1. For every 100million users of Twitter, 197.3 people were likely to share an online story
2. For every 100million users of Facebook, 41.8 people were likely to share an online story
3. For every 100million users of LinkedIn, 15.2 people were likely to share an online story
4. For every 100million users of Google+, 6.0 people were likely to share an online story
Whilst Google+ is the second largest of the four in terms of official users*, and despite it arguably being the best placed of all four to succeed – it was created by Google post-Twitter, post-Facebook and post-LinkedIn, and designed to be the most socially-integrated network (“Online sharing is awkward. Even broken. And we aim to fix it.”) – it performs the worst.
Jon Priestley, of PR and Social Media agency Umpf, said: “Our findings clearly show a gulf between Google+ user numbers and their willingness to share online content, particularly when compared to rival platforms such as Facebook and Twitter.
“Whilst posting meteoric increases in user numbers since its launch barely a year ago in June 2011, levels of sharing have failed to match this growth and in spite of Google’s claims that the platform would be the cure to online sharing, it seems to be anything but.

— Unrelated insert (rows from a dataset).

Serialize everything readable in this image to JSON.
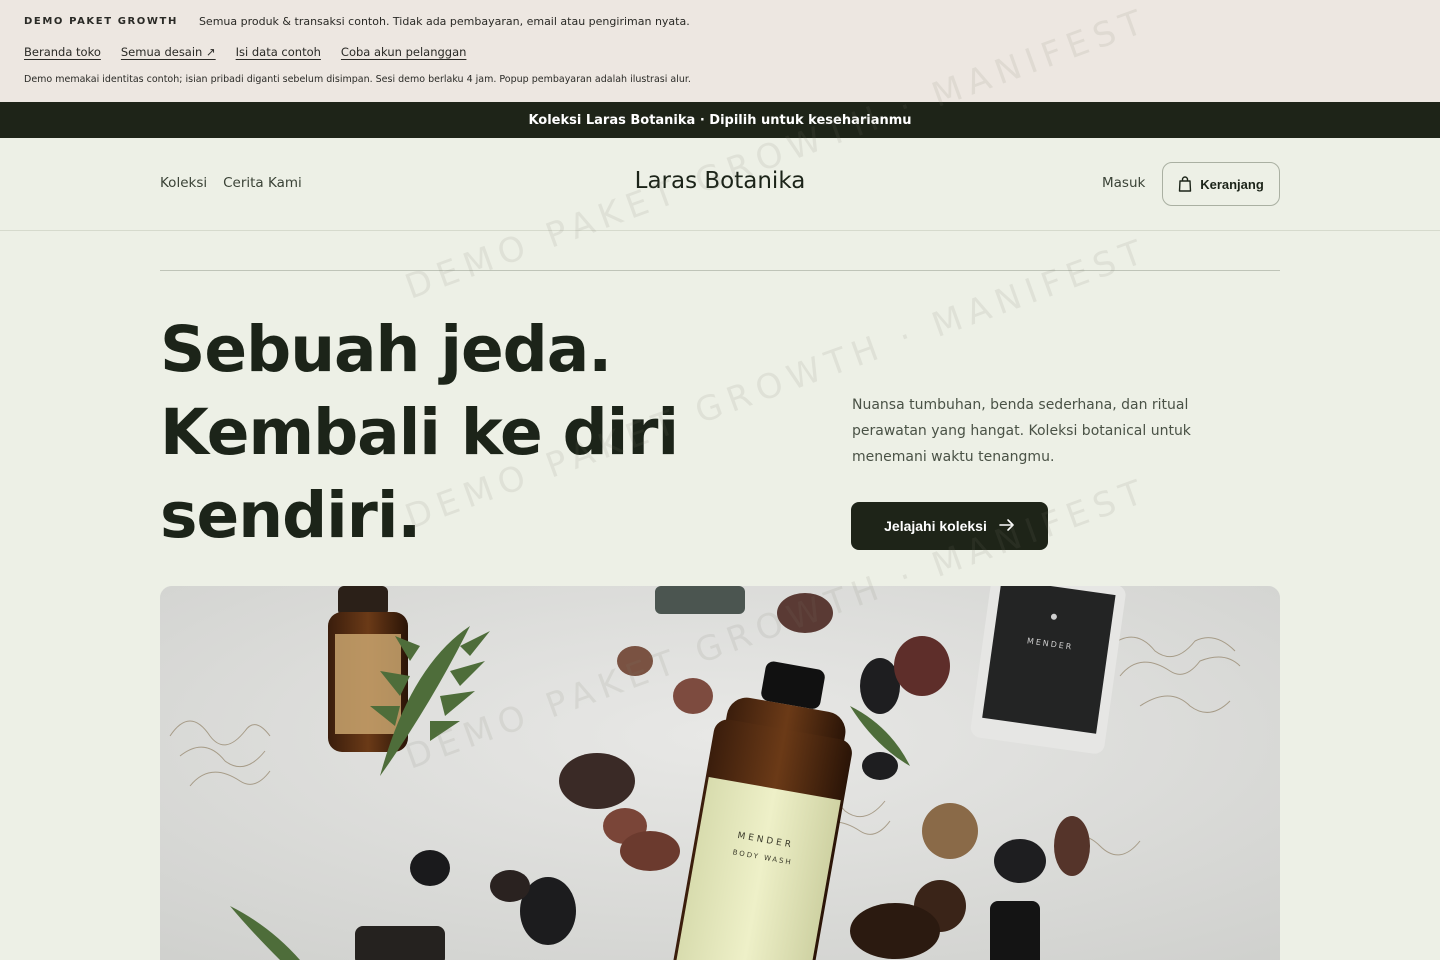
{
  "demo_bar": {
    "tag": "DEMO PAKET GROWTH",
    "note": "Semua produk & transaksi contoh. Tidak ada pembayaran, email atau pengiriman nyata.",
    "links": [
      "Beranda toko",
      "Semua desain ↗",
      "Isi data contoh",
      "Coba akun pelanggan"
    ],
    "fine_print": "Demo memakai identitas contoh; isian pribadi diganti sebelum disimpan. Sesi demo berlaku 4 jam. Popup pembayaran adalah ilustrasi alur."
  },
  "announcement": "Koleksi Laras Botanika · Dipilih untuk keseharianmu",
  "header": {
    "nav": [
      "Koleksi",
      "Cerita Kami"
    ],
    "brand": "Laras Botanika",
    "login": "Masuk",
    "cart": "Keranjang"
  },
  "hero": {
    "title_lines": [
      "Sebuah jeda.",
      "Kembali ke diri",
      "sendiri."
    ],
    "description": "Nuansa tumbuhan, benda sederhana, dan ritual perawatan yang hangat. Koleksi botanical untuk menemani waktu tenangmu.",
    "cta": "Jelajahi koleksi"
  },
  "watermark": "DEMO PAKET GROWTH · MANIFEST",
  "icons": {
    "cart": "shopping-bag-icon",
    "cta": "arrow-right-icon"
  },
  "colors": {
    "dark": "#1e2418",
    "background": "#edf0e6",
    "demo_bar": "#ede7e1"
  }
}
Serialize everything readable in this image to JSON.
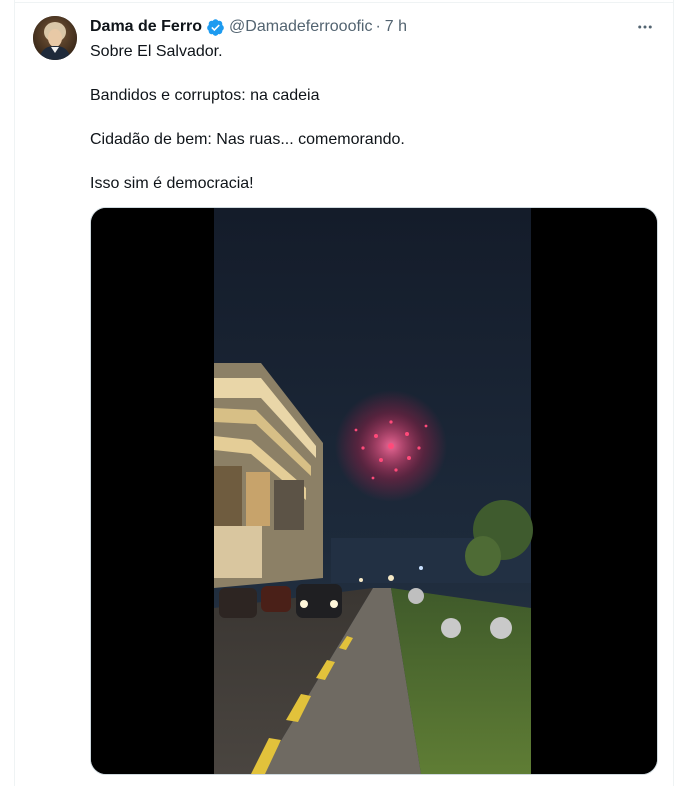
{
  "tweet": {
    "author": {
      "display_name": "Dama de Ferro",
      "handle": "@Damadeferrooofic",
      "verified": true,
      "avatar_icon": "avatar-portrait-icon"
    },
    "separator": "·",
    "time": "7 h",
    "more_icon": "more-horizontal-icon",
    "lines": [
      "Sobre El Salvador.",
      "Bandidos e corruptos: na cadeia",
      "Cidadão de bem: Nas ruas... comemorando.",
      "Isso sim é democracia!"
    ],
    "media": {
      "type": "video",
      "scene_icon": "fireworks-street-video-frame"
    }
  },
  "colors": {
    "text_primary": "#0f1419",
    "text_secondary": "#536471",
    "verified_blue": "#1d9bf0",
    "border": "#cfd9de"
  }
}
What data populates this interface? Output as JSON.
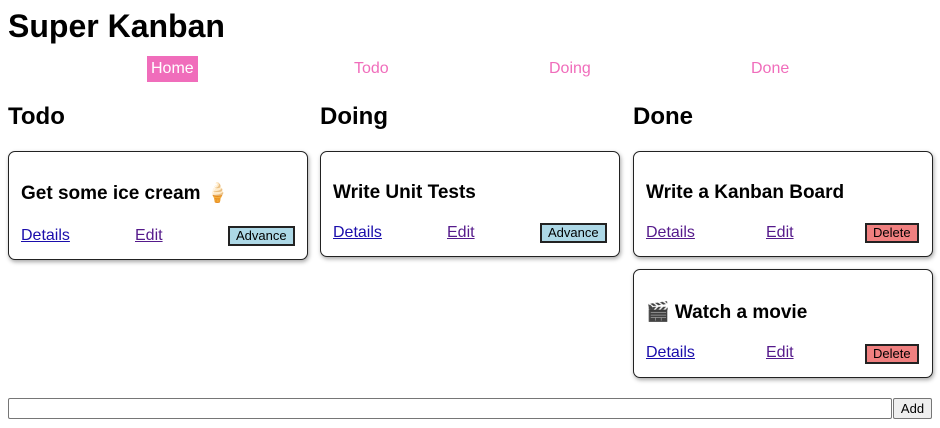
{
  "app": {
    "title": "Super Kanban"
  },
  "nav": {
    "items": [
      {
        "label": "Home"
      },
      {
        "label": "Todo"
      },
      {
        "label": "Doing"
      },
      {
        "label": "Done"
      }
    ],
    "active_color": "#f06dbb"
  },
  "columns": [
    {
      "title": "Todo",
      "cards": [
        {
          "title": "Get some ice cream 🍦",
          "details": "Details",
          "edit": "Edit",
          "action": "Advance"
        }
      ]
    },
    {
      "title": "Doing",
      "cards": [
        {
          "title": "Write Unit Tests",
          "details": "Details",
          "edit": "Edit",
          "action": "Advance"
        }
      ]
    },
    {
      "title": "Done",
      "cards": [
        {
          "title": "Write a Kanban Board",
          "details": "Details",
          "edit": "Edit",
          "action": "Delete"
        },
        {
          "title": "🎬 Watch a movie",
          "details": "Details",
          "edit": "Edit",
          "action": "Delete"
        }
      ]
    }
  ],
  "add_form": {
    "input_value": "",
    "button_label": "Add"
  },
  "colors": {
    "advance": "#add8e6",
    "delete": "#f08080",
    "nav_pink": "#f06dbb"
  }
}
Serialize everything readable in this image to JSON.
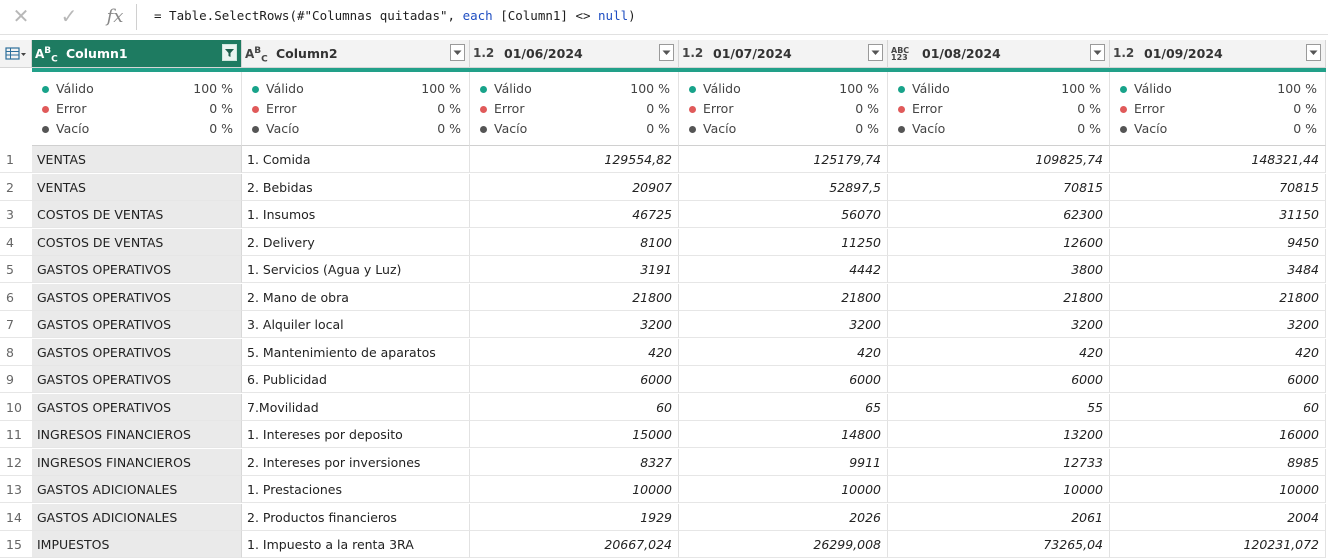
{
  "formula_bar": {
    "cancel_icon": "close-icon",
    "confirm_icon": "check-icon",
    "fx_label": "fx",
    "formula_prefix": "= Table.SelectRows(#\"Columnas quitadas\", ",
    "formula_keyword": "each",
    "formula_middle": " [Column1] <> ",
    "formula_null": "null",
    "formula_suffix": ")"
  },
  "columns": [
    {
      "type": "ABC",
      "name": "Column1",
      "selected": true,
      "filter": true
    },
    {
      "type": "ABC",
      "name": "Column2",
      "selected": false,
      "filter": false
    },
    {
      "type": "1.2",
      "name": "01/06/2024",
      "selected": false,
      "filter": false
    },
    {
      "type": "1.2",
      "name": "01/07/2024",
      "selected": false,
      "filter": false
    },
    {
      "type": "ABC123",
      "name": "01/08/2024",
      "selected": false,
      "filter": false
    },
    {
      "type": "1.2",
      "name": "01/09/2024",
      "selected": false,
      "filter": false
    }
  ],
  "quality": {
    "labels": [
      "Válido",
      "Error",
      "Vacío"
    ],
    "colors": [
      "#18a38a",
      "#e05a5a",
      "#555555"
    ],
    "values": [
      "100 %",
      "0 %",
      "0 %"
    ]
  },
  "rows": [
    [
      "1",
      "VENTAS",
      "1. Comida",
      "129554,82",
      "125179,74",
      "109825,74",
      "148321,44"
    ],
    [
      "2",
      "VENTAS",
      "2. Bebidas",
      "20907",
      "52897,5",
      "70815",
      "70815"
    ],
    [
      "3",
      "COSTOS DE VENTAS",
      "1. Insumos",
      "46725",
      "56070",
      "62300",
      "31150"
    ],
    [
      "4",
      "COSTOS DE VENTAS",
      "2. Delivery",
      "8100",
      "11250",
      "12600",
      "9450"
    ],
    [
      "5",
      "GASTOS OPERATIVOS",
      "1. Servicios (Agua y Luz)",
      "3191",
      "4442",
      "3800",
      "3484"
    ],
    [
      "6",
      "GASTOS OPERATIVOS",
      "2. Mano de obra",
      "21800",
      "21800",
      "21800",
      "21800"
    ],
    [
      "7",
      "GASTOS OPERATIVOS",
      "3. Alquiler local",
      "3200",
      "3200",
      "3200",
      "3200"
    ],
    [
      "8",
      "GASTOS OPERATIVOS",
      "5. Mantenimiento de aparatos",
      "420",
      "420",
      "420",
      "420"
    ],
    [
      "9",
      "GASTOS OPERATIVOS",
      "6. Publicidad",
      "6000",
      "6000",
      "6000",
      "6000"
    ],
    [
      "10",
      "GASTOS OPERATIVOS",
      "7.Movilidad",
      "60",
      "65",
      "55",
      "60"
    ],
    [
      "11",
      "INGRESOS FINANCIEROS",
      "1. Intereses por deposito",
      "15000",
      "14800",
      "13200",
      "16000"
    ],
    [
      "12",
      "INGRESOS FINANCIEROS",
      "2. Intereses por inversiones",
      "8327",
      "9911",
      "12733",
      "8985"
    ],
    [
      "13",
      "GASTOS ADICIONALES",
      "1. Prestaciones",
      "10000",
      "10000",
      "10000",
      "10000"
    ],
    [
      "14",
      "GASTOS ADICIONALES",
      "2. Productos financieros",
      "1929",
      "2026",
      "2061",
      "2004"
    ],
    [
      "15",
      "IMPUESTOS",
      "1. Impuesto a la renta 3RA",
      "20667,024",
      "26299,008",
      "73265,04",
      "120231,072"
    ]
  ]
}
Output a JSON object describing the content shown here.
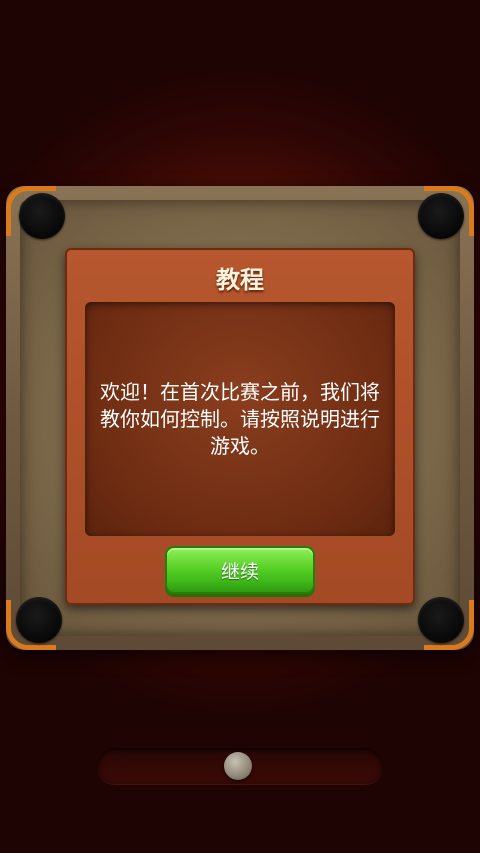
{
  "tutorial_dialog": {
    "title": "教程",
    "message": "欢迎！在首次比赛之前，我们将教你如何控制。请按照说明进行游戏。",
    "continue_label": "继续"
  },
  "colors": {
    "background": "#5a1208",
    "board_frame": "#7b6749",
    "corner_accent": "#d97b1c",
    "dialog": "#a44a24",
    "button_green": "#58d128"
  },
  "icons": [
    "pocket",
    "striker"
  ]
}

“Whether or not this lack of social sharing is down to dormant accounts, user apathy or counter-intuitive functionality remains to be seen. One thing is certain, though; Google+ is not hitting the targets its set out to achieve and has not gained ground on its rivals as a place where social sharing characterises user activity.”
For more information and infographic of the survey results, visit http://www.umpf.co.uk/blog/social-media/google-plus-ghost-town-g-social-shares-lowest-compared-to-facebook-twitter-and-even-linkedin
*User statistics for each channel taken from each channel’s official blog:
901,000,000** Facebook users: http://newsroom.fb.com/content/default.aspx?NewsAreaId=22
170,000,000 Google+ users: http://googleblog.blogspot.co.uk/2012/04/toward-simpler-more-beautiful-google.html
161,000,000 LinkedIn users: http://press.linkedin.com/about
140,000,000 Twitter users: http://blog.twitter.com/2012/03/twitter-turns-six.html
**Research compiled and data analysed pre Facebook’s 26 July 2012 user update from 901m to 955m